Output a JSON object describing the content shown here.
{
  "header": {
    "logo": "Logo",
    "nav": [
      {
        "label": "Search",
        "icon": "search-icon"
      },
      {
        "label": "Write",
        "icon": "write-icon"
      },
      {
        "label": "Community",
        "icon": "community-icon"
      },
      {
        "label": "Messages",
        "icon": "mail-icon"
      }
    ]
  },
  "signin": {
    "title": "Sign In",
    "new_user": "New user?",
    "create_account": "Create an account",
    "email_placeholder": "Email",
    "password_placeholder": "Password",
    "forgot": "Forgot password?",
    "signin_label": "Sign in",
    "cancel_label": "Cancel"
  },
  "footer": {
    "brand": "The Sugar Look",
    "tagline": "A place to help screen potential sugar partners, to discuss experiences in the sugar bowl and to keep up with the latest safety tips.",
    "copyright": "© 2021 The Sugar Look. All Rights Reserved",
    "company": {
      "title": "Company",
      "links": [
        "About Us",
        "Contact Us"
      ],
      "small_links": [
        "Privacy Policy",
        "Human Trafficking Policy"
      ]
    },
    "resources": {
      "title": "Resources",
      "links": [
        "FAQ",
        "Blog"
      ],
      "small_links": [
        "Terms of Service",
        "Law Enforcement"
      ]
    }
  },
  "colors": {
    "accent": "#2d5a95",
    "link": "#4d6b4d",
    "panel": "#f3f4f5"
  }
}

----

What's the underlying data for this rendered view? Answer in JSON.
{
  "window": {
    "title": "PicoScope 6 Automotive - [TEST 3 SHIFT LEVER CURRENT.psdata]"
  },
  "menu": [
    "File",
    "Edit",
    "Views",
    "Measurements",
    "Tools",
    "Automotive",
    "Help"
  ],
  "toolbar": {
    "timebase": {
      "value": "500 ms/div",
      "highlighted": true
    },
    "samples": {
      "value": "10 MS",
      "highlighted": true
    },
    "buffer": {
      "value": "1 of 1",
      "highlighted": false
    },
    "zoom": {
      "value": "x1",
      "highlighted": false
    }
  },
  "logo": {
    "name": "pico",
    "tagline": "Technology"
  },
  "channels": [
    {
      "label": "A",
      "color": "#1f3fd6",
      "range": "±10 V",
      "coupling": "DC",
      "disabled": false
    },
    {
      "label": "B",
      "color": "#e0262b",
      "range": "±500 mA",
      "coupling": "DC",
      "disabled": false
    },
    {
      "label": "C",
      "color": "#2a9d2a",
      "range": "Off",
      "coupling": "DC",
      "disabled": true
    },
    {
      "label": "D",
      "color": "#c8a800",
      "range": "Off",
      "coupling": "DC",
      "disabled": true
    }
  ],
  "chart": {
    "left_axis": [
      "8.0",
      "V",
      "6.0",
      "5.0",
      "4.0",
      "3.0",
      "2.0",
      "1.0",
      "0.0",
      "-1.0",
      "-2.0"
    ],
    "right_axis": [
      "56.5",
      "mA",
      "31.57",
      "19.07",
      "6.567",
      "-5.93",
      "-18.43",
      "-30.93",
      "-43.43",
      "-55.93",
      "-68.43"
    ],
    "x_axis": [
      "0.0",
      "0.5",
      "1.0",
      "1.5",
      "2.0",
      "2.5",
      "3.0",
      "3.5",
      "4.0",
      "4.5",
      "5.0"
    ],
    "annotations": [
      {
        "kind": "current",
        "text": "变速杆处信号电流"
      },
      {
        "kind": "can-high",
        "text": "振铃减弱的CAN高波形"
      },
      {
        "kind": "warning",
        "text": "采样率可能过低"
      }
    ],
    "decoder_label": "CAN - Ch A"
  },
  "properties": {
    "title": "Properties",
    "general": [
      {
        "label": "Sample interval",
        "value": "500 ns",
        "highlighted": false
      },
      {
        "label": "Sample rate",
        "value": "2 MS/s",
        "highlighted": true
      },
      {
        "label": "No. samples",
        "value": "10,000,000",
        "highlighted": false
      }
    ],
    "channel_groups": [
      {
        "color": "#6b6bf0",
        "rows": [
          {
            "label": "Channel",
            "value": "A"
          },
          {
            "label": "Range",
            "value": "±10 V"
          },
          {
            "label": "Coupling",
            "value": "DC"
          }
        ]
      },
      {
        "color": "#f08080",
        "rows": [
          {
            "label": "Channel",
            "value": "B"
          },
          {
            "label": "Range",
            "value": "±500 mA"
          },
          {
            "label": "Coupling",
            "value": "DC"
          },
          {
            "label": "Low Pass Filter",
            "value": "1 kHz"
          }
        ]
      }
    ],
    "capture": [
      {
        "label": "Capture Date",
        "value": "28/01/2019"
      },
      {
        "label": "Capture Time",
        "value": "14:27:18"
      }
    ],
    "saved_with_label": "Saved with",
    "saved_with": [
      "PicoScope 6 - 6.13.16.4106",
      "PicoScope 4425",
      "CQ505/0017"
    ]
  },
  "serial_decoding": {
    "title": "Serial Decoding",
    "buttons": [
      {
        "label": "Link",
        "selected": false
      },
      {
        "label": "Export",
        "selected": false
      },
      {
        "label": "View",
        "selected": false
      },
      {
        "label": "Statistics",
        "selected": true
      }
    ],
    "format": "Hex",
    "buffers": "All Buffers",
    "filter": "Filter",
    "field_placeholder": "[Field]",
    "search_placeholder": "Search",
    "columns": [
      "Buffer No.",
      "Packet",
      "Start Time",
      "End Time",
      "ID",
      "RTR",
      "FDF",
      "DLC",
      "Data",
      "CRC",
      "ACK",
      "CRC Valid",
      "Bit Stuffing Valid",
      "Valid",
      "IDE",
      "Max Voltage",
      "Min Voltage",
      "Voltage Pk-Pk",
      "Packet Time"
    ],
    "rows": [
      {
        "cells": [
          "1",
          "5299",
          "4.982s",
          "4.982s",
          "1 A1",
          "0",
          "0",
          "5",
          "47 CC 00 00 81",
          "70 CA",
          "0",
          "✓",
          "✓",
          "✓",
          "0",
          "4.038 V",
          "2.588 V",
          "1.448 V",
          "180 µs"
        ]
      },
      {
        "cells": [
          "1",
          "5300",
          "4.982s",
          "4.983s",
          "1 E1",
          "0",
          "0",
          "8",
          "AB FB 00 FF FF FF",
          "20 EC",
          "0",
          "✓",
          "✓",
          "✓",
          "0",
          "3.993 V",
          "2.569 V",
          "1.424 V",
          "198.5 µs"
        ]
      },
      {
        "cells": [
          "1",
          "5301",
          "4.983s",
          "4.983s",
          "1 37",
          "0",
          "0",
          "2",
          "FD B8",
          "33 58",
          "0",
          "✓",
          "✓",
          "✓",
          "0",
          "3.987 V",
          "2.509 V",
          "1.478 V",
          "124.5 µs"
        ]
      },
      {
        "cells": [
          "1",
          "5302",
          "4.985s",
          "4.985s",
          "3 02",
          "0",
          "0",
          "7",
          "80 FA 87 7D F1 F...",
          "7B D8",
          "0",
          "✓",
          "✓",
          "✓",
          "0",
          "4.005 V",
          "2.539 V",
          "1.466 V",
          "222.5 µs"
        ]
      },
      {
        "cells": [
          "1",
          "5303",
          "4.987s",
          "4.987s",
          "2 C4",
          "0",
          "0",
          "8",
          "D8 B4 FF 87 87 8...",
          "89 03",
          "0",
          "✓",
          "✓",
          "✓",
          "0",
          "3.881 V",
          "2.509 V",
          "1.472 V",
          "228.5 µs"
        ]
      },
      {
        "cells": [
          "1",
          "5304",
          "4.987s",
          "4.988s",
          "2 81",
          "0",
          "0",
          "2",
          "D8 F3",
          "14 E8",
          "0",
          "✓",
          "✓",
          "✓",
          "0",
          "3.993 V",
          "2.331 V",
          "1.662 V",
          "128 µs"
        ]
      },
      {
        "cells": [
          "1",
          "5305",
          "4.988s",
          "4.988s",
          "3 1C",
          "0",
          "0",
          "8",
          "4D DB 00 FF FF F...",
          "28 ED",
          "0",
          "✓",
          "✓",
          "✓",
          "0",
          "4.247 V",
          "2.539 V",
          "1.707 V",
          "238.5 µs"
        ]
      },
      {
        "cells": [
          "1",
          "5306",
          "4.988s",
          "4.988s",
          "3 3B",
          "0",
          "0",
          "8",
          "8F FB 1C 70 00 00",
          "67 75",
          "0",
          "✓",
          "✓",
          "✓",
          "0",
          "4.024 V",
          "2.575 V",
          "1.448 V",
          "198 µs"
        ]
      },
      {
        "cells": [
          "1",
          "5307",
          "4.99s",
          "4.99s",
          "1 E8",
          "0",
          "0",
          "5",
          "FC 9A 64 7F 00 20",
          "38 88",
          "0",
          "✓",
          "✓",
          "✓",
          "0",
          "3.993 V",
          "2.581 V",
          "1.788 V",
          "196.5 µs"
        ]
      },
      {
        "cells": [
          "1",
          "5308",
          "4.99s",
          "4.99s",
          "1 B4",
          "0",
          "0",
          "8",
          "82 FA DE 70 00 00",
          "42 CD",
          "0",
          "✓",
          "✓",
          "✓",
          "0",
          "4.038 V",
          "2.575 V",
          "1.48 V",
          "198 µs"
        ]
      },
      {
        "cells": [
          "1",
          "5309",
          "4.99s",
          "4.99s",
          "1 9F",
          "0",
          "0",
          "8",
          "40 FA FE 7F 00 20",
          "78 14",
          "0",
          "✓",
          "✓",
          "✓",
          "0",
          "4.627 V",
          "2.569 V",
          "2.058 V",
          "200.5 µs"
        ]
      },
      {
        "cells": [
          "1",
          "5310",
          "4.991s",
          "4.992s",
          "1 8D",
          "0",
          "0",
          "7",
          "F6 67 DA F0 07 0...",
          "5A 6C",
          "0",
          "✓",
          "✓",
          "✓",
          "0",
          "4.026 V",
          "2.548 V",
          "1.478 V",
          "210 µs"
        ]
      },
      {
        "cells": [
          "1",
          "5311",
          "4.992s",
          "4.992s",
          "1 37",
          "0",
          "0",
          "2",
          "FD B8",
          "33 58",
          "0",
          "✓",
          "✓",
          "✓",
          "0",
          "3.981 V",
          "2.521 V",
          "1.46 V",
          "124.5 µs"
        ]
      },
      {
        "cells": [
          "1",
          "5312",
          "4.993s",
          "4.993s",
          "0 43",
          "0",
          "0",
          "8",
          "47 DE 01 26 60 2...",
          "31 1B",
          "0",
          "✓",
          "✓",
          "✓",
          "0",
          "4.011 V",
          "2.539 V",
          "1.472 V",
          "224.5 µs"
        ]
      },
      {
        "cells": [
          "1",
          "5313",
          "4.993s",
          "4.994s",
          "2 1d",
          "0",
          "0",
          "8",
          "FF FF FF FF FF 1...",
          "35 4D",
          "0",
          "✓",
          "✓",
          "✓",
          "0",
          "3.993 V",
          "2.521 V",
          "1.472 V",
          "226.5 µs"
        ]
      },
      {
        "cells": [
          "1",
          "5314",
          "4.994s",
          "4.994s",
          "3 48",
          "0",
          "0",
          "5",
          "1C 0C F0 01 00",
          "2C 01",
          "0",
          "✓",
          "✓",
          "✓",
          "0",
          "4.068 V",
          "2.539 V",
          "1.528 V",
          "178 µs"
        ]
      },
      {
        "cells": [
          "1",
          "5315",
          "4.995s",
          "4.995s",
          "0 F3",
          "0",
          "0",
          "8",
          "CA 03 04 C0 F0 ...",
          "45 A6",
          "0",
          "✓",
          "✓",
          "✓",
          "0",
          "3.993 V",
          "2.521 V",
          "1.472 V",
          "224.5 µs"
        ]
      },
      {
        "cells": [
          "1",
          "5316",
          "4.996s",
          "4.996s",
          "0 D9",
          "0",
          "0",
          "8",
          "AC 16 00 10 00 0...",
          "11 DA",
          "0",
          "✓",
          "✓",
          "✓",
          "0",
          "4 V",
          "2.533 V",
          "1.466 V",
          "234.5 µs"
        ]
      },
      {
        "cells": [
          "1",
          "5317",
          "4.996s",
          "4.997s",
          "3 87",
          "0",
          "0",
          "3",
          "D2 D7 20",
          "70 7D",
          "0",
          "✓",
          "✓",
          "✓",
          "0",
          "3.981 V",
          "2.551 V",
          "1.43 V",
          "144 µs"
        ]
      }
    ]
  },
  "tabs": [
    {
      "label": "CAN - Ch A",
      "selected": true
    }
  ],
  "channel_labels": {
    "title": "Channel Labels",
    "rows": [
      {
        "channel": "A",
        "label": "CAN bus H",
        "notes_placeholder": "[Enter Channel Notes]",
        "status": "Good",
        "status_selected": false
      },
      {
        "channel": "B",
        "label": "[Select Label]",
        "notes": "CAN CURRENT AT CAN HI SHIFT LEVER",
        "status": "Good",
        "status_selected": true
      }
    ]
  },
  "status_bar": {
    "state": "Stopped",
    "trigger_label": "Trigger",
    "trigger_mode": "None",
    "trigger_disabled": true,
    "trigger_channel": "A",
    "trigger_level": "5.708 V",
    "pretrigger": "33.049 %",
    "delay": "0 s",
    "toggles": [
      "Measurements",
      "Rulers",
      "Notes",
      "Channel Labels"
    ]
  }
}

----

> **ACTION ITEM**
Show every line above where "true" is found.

> **TASK OUTPUT**
      "highlighted": true
      "highlighted": true
      "disabled": true
      "disabled": true
        "highlighted": true
        "selected": true
      "selected": true
        "status_selected": true
    "trigger_disabled": true,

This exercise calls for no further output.